Then the home computer revolution started and my Dragon32 and Tatung Einstein took up most of my time. I left school and went off to University and when I came back home and got a job I spent some of my money on a new fangled radio scanner, a Realistic PRO2022 from Tandy.

A scanner is a radio that covers a wide frequency range, they are controlled my microprocessors and allowing you to listen in to a huge range of different communications including air traffic control, hobbyists (Citizens Band, Amateur radio), security guards, taxi’s and a lot more. Back in the late 80s, and early 90s they also allowed access to the emergency services and the old analogue cellular phones! Connecting it up a computer and using some software you even decode pager messages!

Gradually all the ‘fun’ stuff disappeared, the mobile phones became digital, so did the emergency services.

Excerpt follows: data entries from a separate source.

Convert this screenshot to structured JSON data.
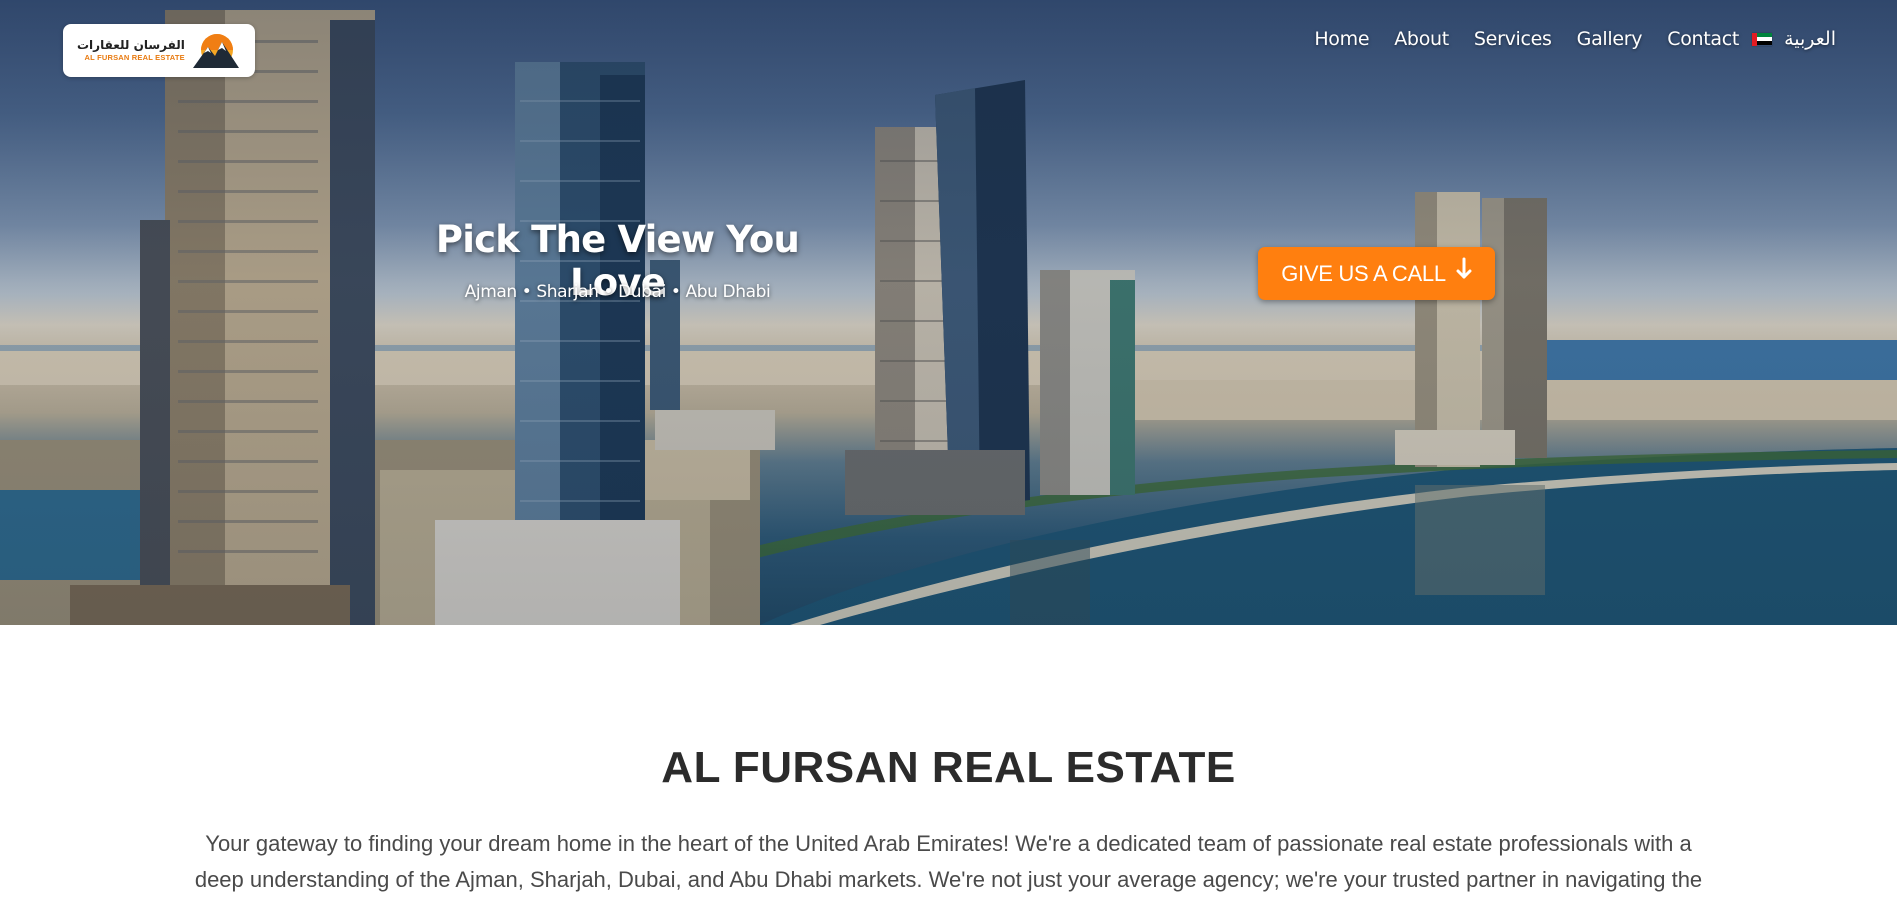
{
  "logo": {
    "arabic_text": "الفرسان للعقارات",
    "english_text": "AL FURSAN REAL ESTATE"
  },
  "nav": {
    "items": [
      "Home",
      "About",
      "Services",
      "Gallery",
      "Contact"
    ],
    "language_label": "العربية",
    "language_flag_icon": "uae-flag-icon"
  },
  "hero": {
    "title": "Pick The View You Love",
    "subtitle": "Ajman • Sharjah • Dubai • Abu Dhabi",
    "cta_label": "GIVE US A CALL",
    "cta_icon": "arrow-down-icon"
  },
  "about": {
    "title": "AL FURSAN REAL ESTATE",
    "text": "Your gateway to finding your dream home in the heart of the United Arab Emirates! We're a dedicated team of passionate real estate professionals with a deep understanding of the Ajman, Sharjah, Dubai, and Abu Dhabi markets. We're not just your average agency; we're your trusted partner in navigating the exciting world of UAE real estate."
  },
  "colors": {
    "accent": "#ff7f0f",
    "text_dark": "#2b2b2b",
    "text_body": "#4a4a4a",
    "nav_text": "#ffffff"
  }
}
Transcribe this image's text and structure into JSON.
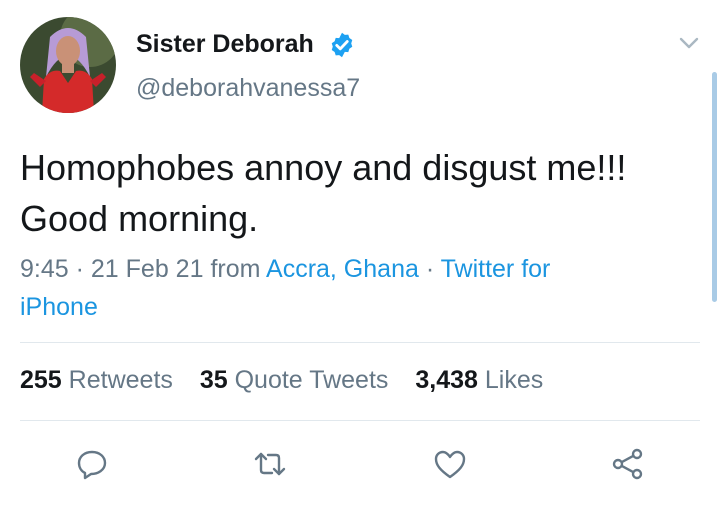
{
  "author": {
    "display_name": "Sister Deborah",
    "handle": "@deborahvanessa7",
    "verified": true
  },
  "tweet": {
    "text_line1": "Homophobes annoy and disgust me!!!",
    "text_line2": "Good morning."
  },
  "meta": {
    "time": "9:45",
    "date": "21 Feb 21",
    "from_label": "from",
    "location": "Accra, Ghana",
    "client_line1": "Twitter for",
    "client_line2": "iPhone",
    "separator": " · "
  },
  "stats": {
    "retweets_count": "255",
    "retweets_label": "Retweets",
    "quotes_count": "35",
    "quotes_label": "Quote Tweets",
    "likes_count": "3,438",
    "likes_label": "Likes"
  },
  "icons": {
    "reply": "reply-icon",
    "retweet": "retweet-icon",
    "like": "heart-icon",
    "share": "share-icon",
    "verified": "verified-badge-icon",
    "more": "chevron-down-icon"
  },
  "colors": {
    "link": "#1b95e0",
    "secondary_text": "#657786",
    "primary_text": "#14171a",
    "verified": "#1da1f2"
  }
}
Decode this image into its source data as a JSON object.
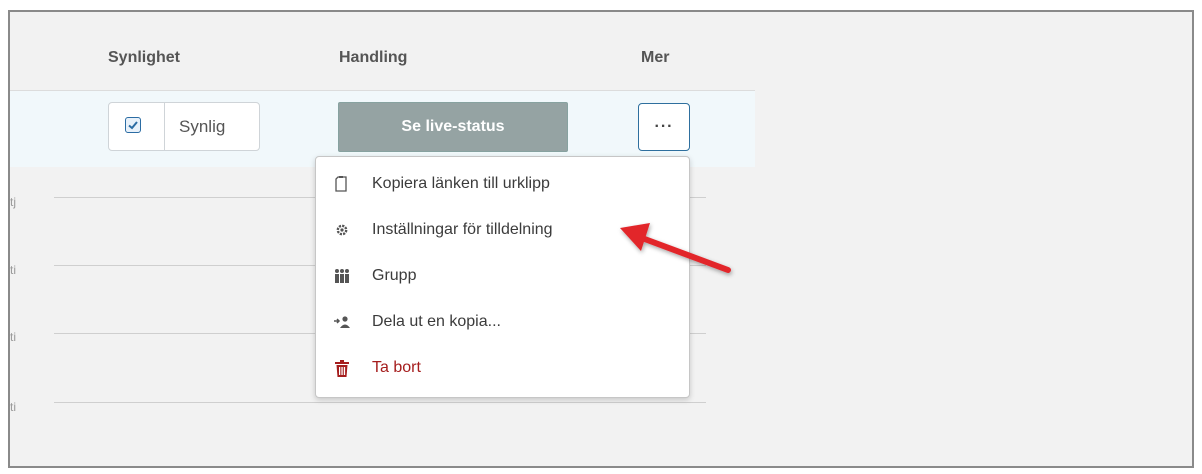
{
  "header": {
    "col_visibility": "Synlighet",
    "col_action": "Handling",
    "col_more": "Mer"
  },
  "row": {
    "visibility_label": "Synlig",
    "visibility_checked": true,
    "live_status_button": "Se live-status",
    "more_button": "···"
  },
  "row_stubs": [
    "tj",
    "ti",
    "ti",
    "ti"
  ],
  "menu": {
    "items": [
      {
        "label": "Kopiera länken till urklipp",
        "icon": "clipboard-icon"
      },
      {
        "label": "Inställningar för tilldelning",
        "icon": "gear-icon"
      },
      {
        "label": "Grupp",
        "icon": "group-icon"
      },
      {
        "label": "Dela ut en kopia...",
        "icon": "share-copy-icon"
      },
      {
        "label": "Ta bort",
        "icon": "trash-icon",
        "danger": true
      }
    ]
  },
  "colors": {
    "accent_blue": "#2e6f9e",
    "button_gray": "#95a3a3",
    "danger_red": "#a51d1d",
    "annotation_arrow": "#e2252c"
  }
}
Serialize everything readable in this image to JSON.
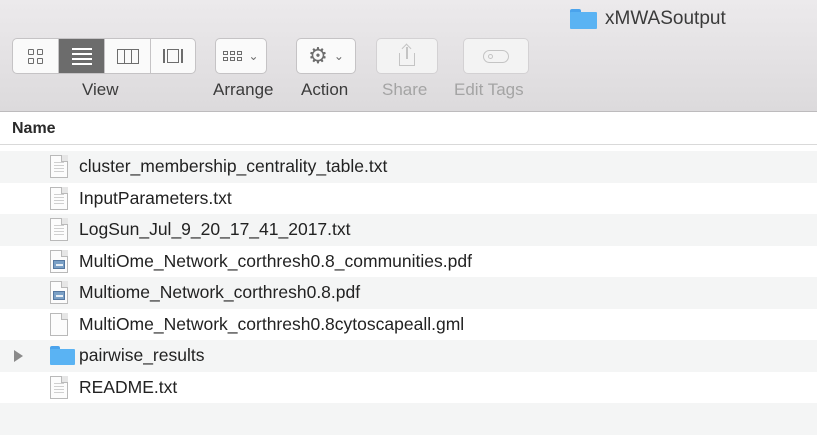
{
  "window": {
    "title": "xMWASoutput"
  },
  "toolbar": {
    "view_label": "View",
    "arrange_label": "Arrange",
    "action_label": "Action",
    "share_label": "Share",
    "edit_tags_label": "Edit Tags",
    "view_modes": [
      "icons",
      "list",
      "columns",
      "gallery"
    ],
    "selected_view": "list",
    "disabled": [
      "share",
      "edit-tags"
    ]
  },
  "columns": {
    "name": "Name"
  },
  "files": [
    {
      "name": "cluster_membership_centrality_table.txt",
      "icon": "text-document-icon"
    },
    {
      "name": "InputParameters.txt",
      "icon": "text-document-icon"
    },
    {
      "name": "LogSun_Jul_9_20_17_41_2017.txt",
      "icon": "text-document-icon"
    },
    {
      "name": "MultiOme_Network_corthresh0.8_communities.pdf",
      "icon": "pdf-document-icon"
    },
    {
      "name": "Multiome_Network_corthresh0.8.pdf",
      "icon": "pdf-document-icon"
    },
    {
      "name": "MultiOme_Network_corthresh0.8cytoscapeall.gml",
      "icon": "blank-document-icon"
    },
    {
      "name": "pairwise_results",
      "icon": "folder-icon",
      "expandable": true
    },
    {
      "name": "README.txt",
      "icon": "text-document-icon"
    }
  ],
  "colors": {
    "folder": "#5ab3f3",
    "selected_segment": "#6c6c6c",
    "row_alt": "#f4f5f5"
  }
}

This along with other commitments, such as moving across the country to a new job, getting married and other demands on my time meant the scanner ended up collecting dust in the attic.

Several years ago I briefly dusted it off and brought a couple of other second hand scanners including a Realistic PRO2006 and a brand new Alinco-DJ3X. I also played around with some PMR446 systems, but sadly again they all ended up collecting dust.

Well once again they are out of the boxes and I am having a fun time scanning around for interesting signals, well if you can count listening to the radio microphone at a local church interesting!

I am thinking of buying a CB as it seems to have evolved from the bad old days into something more grown up. Even becoming a DX amateur type system using something called freebanding not legal mind, but then technically using a scanner isn’t!

I am even contemplating taking the Radio Amateur exams and actually achieving a childhood dream, well I do now have access to money and did do an electronics degree!

This time I hope it doesn’t all fizzle out and it is looking more promising as plans are a foot for me to have my own shack and I won’t be spending as much time on my other hobbies next year.